LUMBAR deliver twenty-five minutes of doom at its finest, an outburst of sonic power served with dark and thick-as-hell riffs, and Scheidt’s and Doyle’s devastated incantations. No guitar solos, no “groove” (despite the titanic bass lines), but a monolithic riff wall — which could have been even more monolithic if it wasn’t scattered with background noises that greatly contribute to the record’s Purgatory atmosphere. Each detail was so finely thought out, each sonic wave counts. LUMBAR is the brainchild of a doomed craftsman.

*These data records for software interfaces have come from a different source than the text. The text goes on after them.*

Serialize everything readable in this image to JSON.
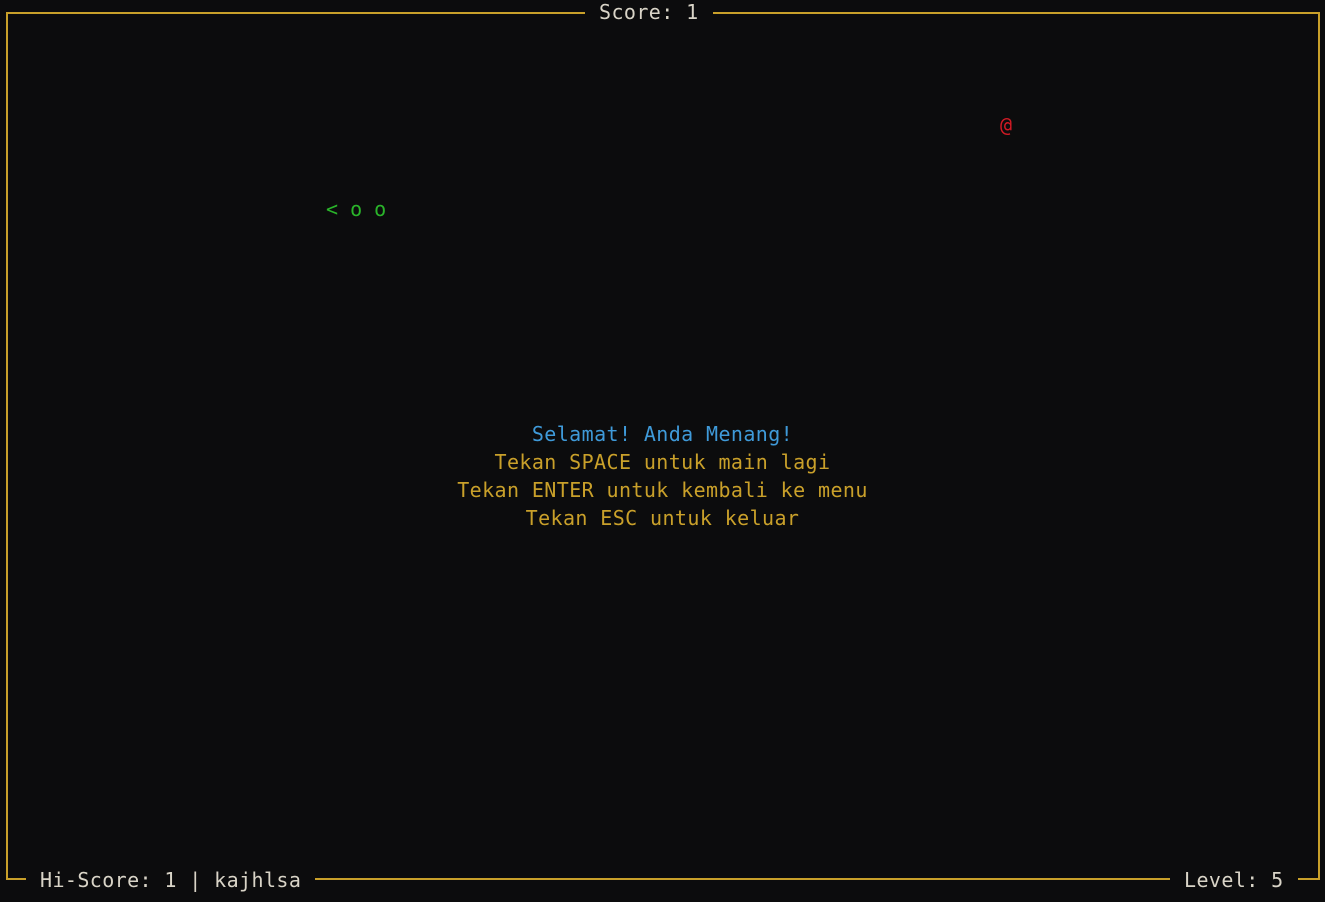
{
  "header": {
    "score_text": "Score: 1"
  },
  "footer": {
    "hiscore_text": "Hi-Score: 1 | kajhlsa",
    "level_text": "Level: 5"
  },
  "game": {
    "snake_text": "< o o",
    "food_glyph": "@"
  },
  "overlay": {
    "win_message": "Selamat! Anda Menang!",
    "space_hint": "Tekan SPACE untuk main lagi",
    "enter_hint": "Tekan ENTER untuk kembali ke menu",
    "esc_hint": "Tekan ESC untuk keluar"
  },
  "colors": {
    "border": "#c9a02a",
    "snake": "#2ab52a",
    "food": "#d01a24",
    "win_text": "#3f9ad9",
    "hint_text": "#c9a02a",
    "background": "#0c0c0d"
  }
}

The seven tracks on this one-shot project may be short (most of them don’t exceed three minutes), but it is more than enough to blow your mind straight away. Oppressive as can be, but never off-putting. As if something in there was echoing our inner neurotic and outraged self. As if we could find relief through Mike Scheidt’s screams. “The First and Last Days…” represents seven days, a seven track-long outlet, like the diary of a slow and introspective march into Hell. For those who didn’t think doom metal could harbor any sort of beauty, then this album will prove them just the opposite. MONUMENTAL.

Last modified: 7 January 2019